Meeting Notes for Mar. 15, 2017

 Laurel Helton, with Make A Difference Day, accepts her Paul Harris Fellowship on March 15

Laurel Helton, with Make A Difference Day, accepts her Paul Harris Fellowship on March 15

Guests: Rotarians: Dan Feil (Eastmont Rotary); Assistant D G Carol Adamson and Jim of (Sunrise Rotary); Robin DeRock (Sunrise Rotary); Jim Russell (Wenatchee Rotary)  non-Rotarians: Margie Kerr; Curt and Laurel Helton

President Kevin led-off the meeting with his special thought of the day by reminiscing about St. Patrick and how the tradition began and continues today. At the end he reminded all of us to wear green on Friday the 17th and drink green beer.

We were treated to an invitation, by Laurel Helton, to again participate in Make A Difference Day on Saturday, October 28th with a meaningful community project. This program was initiated in 1991 by one of our guests Margie Kerr and her sister Betsy Tontini. Our community won a major award from USA Today magazine for its outstanding volunteer efforts that first year. Under Laurel's leadership the program today is even strongerand has become a major event in the Greater Wenatchee Area. During the past 3 years the Wenatchee North Rotary Club, in partnership with the WVC Baseball Team and members of Grace Lutheran Church, have devoted their efforts to help restore damage to the victims of disastrous fires in the region.

Then Earl Tilly surprised Laurel by presenting her with a Paul Harris Fellow award in honor of her unselfish leadership in making our community a better place to live via Make A Difference Day and her other activities.
 

Program:

 WNR member Ivan Christiansen posing with Wenatchee Rotary Club president Jim Russell

WNR member Ivan Christiansen posing with Wenatchee Rotary Club president Jim Russell

Ivan starts a fundraising frenzy!
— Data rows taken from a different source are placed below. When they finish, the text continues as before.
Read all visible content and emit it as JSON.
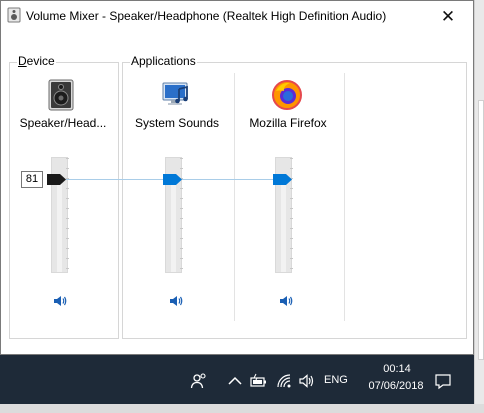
{
  "window": {
    "title": "Volume Mixer - Speaker/Headphone (Realtek High Definition Audio)",
    "close_symbol": "✕"
  },
  "device": {
    "group_label_accel": "D",
    "group_label_rest": "evice",
    "name": "Speaker/Head...",
    "icon": "speaker-device-icon",
    "volume": 81,
    "volume_label": "81",
    "mute_icon": "speaker-volume-icon"
  },
  "applications": {
    "group_label": "Applications",
    "items": [
      {
        "name": "System Sounds",
        "icon": "system-sounds-icon",
        "volume": 81,
        "mute_icon": "speaker-volume-icon"
      },
      {
        "name": "Mozilla Firefox",
        "icon": "firefox-icon",
        "volume": 81,
        "mute_icon": "speaker-volume-icon"
      }
    ]
  },
  "taskbar": {
    "language": "ENG",
    "time": "00:14",
    "date": "07/06/2018",
    "tray_icons": [
      "people-icon",
      "chevron-up-icon",
      "battery-icon",
      "wifi-icon",
      "volume-icon",
      "notification-icon"
    ]
  },
  "colors": {
    "accent": "#0078d7",
    "device_thumb": "#1a1a1a",
    "taskbar": "#1e2a38"
  }
}
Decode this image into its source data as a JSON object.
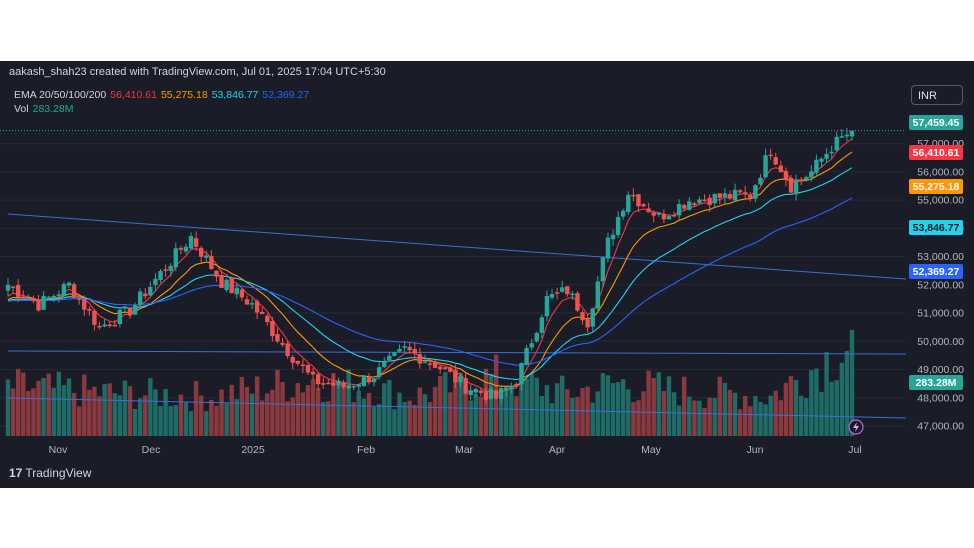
{
  "header": {
    "credit": "aakash_shah23 created with TradingView.com, Jul 01, 2025 17:04 UTC+5:30"
  },
  "legend": {
    "ema_label": "EMA 20/50/100/200",
    "ema20": "56,410.61",
    "ema50": "55,275.18",
    "ema100": "53,846.77",
    "ema200": "52,369.27",
    "vol_label": "Vol",
    "vol_value": "283.28M"
  },
  "currency": "INR",
  "branding": {
    "logo": "17",
    "name": "TradingView"
  },
  "colors": {
    "up": "#26a69a",
    "down": "#ef5350",
    "ema20": "#f23645",
    "ema50": "#ff9800",
    "ema100": "#22d3ee",
    "ema200": "#2962ff",
    "trend": "#3b6fd8",
    "bg": "#1a1d27"
  },
  "chart_data": {
    "type": "candlestick",
    "y_axis": {
      "min": 47000,
      "max": 57800,
      "ticks": [
        47000,
        48000,
        49000,
        50000,
        51000,
        52000,
        53000,
        54000,
        55000,
        56000,
        57000
      ]
    },
    "x_axis": {
      "ticks": [
        "Nov",
        "Dec",
        "2025",
        "Feb",
        "Mar",
        "Apr",
        "May",
        "Jun",
        "Jul"
      ]
    },
    "price_labels": [
      {
        "text": "57,459.45",
        "value": 57459.45,
        "color": "#26a69a"
      },
      {
        "text": "56,410.61",
        "value": 56410.61,
        "color": "#f23645"
      },
      {
        "text": "55,275.18",
        "value": 55275.18,
        "color": "#ff9800"
      },
      {
        "text": "53,846.77",
        "value": 53846.77,
        "color": "#22d3ee"
      },
      {
        "text": "52,369.27",
        "value": 52369.27,
        "color": "#2962ff"
      },
      {
        "text": "283.28M",
        "value": 283.28,
        "color": "#26a69a"
      }
    ],
    "close_anchors": [
      [
        0,
        52000
      ],
      [
        6,
        51300
      ],
      [
        12,
        52000
      ],
      [
        18,
        50500
      ],
      [
        24,
        51100
      ],
      [
        30,
        52400
      ],
      [
        36,
        53700
      ],
      [
        42,
        52100
      ],
      [
        48,
        51300
      ],
      [
        54,
        49900
      ],
      [
        60,
        48600
      ],
      [
        66,
        48400
      ],
      [
        72,
        48800
      ],
      [
        78,
        49700
      ],
      [
        84,
        49200
      ],
      [
        90,
        48400
      ],
      [
        96,
        48000
      ],
      [
        100,
        48600
      ],
      [
        106,
        51500
      ],
      [
        110,
        51800
      ],
      [
        114,
        50700
      ],
      [
        118,
        53500
      ],
      [
        122,
        55300
      ],
      [
        128,
        54400
      ],
      [
        134,
        55000
      ],
      [
        140,
        55100
      ],
      [
        146,
        55200
      ],
      [
        150,
        56800
      ],
      [
        154,
        55500
      ],
      [
        158,
        56000
      ],
      [
        162,
        56900
      ],
      [
        166,
        57459
      ]
    ],
    "volume_anchors": [
      [
        0,
        150
      ],
      [
        20,
        130
      ],
      [
        40,
        120
      ],
      [
        60,
        170
      ],
      [
        80,
        120
      ],
      [
        96,
        180
      ],
      [
        110,
        130
      ],
      [
        120,
        160
      ],
      [
        130,
        140
      ],
      [
        150,
        120
      ],
      [
        166,
        283
      ]
    ],
    "series": [
      {
        "name": "EMA 20",
        "value": 56410.61
      },
      {
        "name": "EMA 50",
        "value": 55275.18
      },
      {
        "name": "EMA 100",
        "value": 53846.77
      },
      {
        "name": "EMA 200",
        "value": 52369.27
      },
      {
        "name": "Vol",
        "value": "283.28M"
      }
    ]
  }
}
Our program today was by Jim Russell (president of the Wenatchee Rotary Club) who extended an invitation for all Rotarians to support the April 7th R I D-5060 Million Dollar Dinner. In addition to explaining what the programs in Rotary this campaign will support he also stressed the partnerships that Rotary has in the effort to eradicate Polio in the world. This cause got started in the mid-1980's by then RI President Ed Cadman and has been a very high priority of the RI Foundation to this very day.

Jim told us that there are many "easy" ways for Rotarians to give in this project that will result from our individual contributions; whether it be cash, appreciated assets, or becoming a Benefactor will be matched by the Gates Foundation. There is more information on the District 5060 website that gives more details. Or you can call Jim at 860-0675.

At the conclusion of Jim's compelling presentation our fellow member Ivan Christiansen created a challenge and an opportunity for our members. Ivan opened an envelope and presented the club with 5 $100 bills that can be matched for another member to become a Paul Harris Fellow. Before the meeting ended there was $1,750 on the table from several members.  All told we raised about $3,000 today! Who will be the next Paul Harris Fellow? Hopefully the mystery will be solved and revealed at our next meeting.

If you were unable to attend today's meeting there are still opportunities to join in helping, like Ivan and others did by supporting the Million dollar campaign.

Next week's meeting will be by the new Executive Director (Curt Soper) of the Chelan-Douglas Land Trust.

Notes by Earl Tilly. 

dom's book corner

 Aldous Huxley was a visionary. This classic published in 1932 is a frightening dystopian tale.  

Aldous Huxley was a visionary. This classic published in 1932 is a frightening dystopian tale.  

This dystopian horror story makes George Orwell's "1984" look like "Eat, Pray, Love." It makes "The Matrix" look like "Mr. Roger's Neighborhood." From what I hear, there's something of a revival of dystopian books among the modern lit scene (wonder why). So I decided to revisit this classic novel I mostly digested ala' Cliffsnotes to pass quizzes/tests in high school, and I'm glad I did. It's disturbing and poignant and beautiful and sad and utterly breathtaking in its scope and vision.

It's one of those books that changes the way you think about society, technology, biology, religion, poetry, literature and the list goes on. It makes you appreciate so many, many things about how great things actually are nowadays. We're far from perfect but at least we still have Shakespeare, am I right?

Speaking of which The Taming of the Shrew is coming to the PAC soon.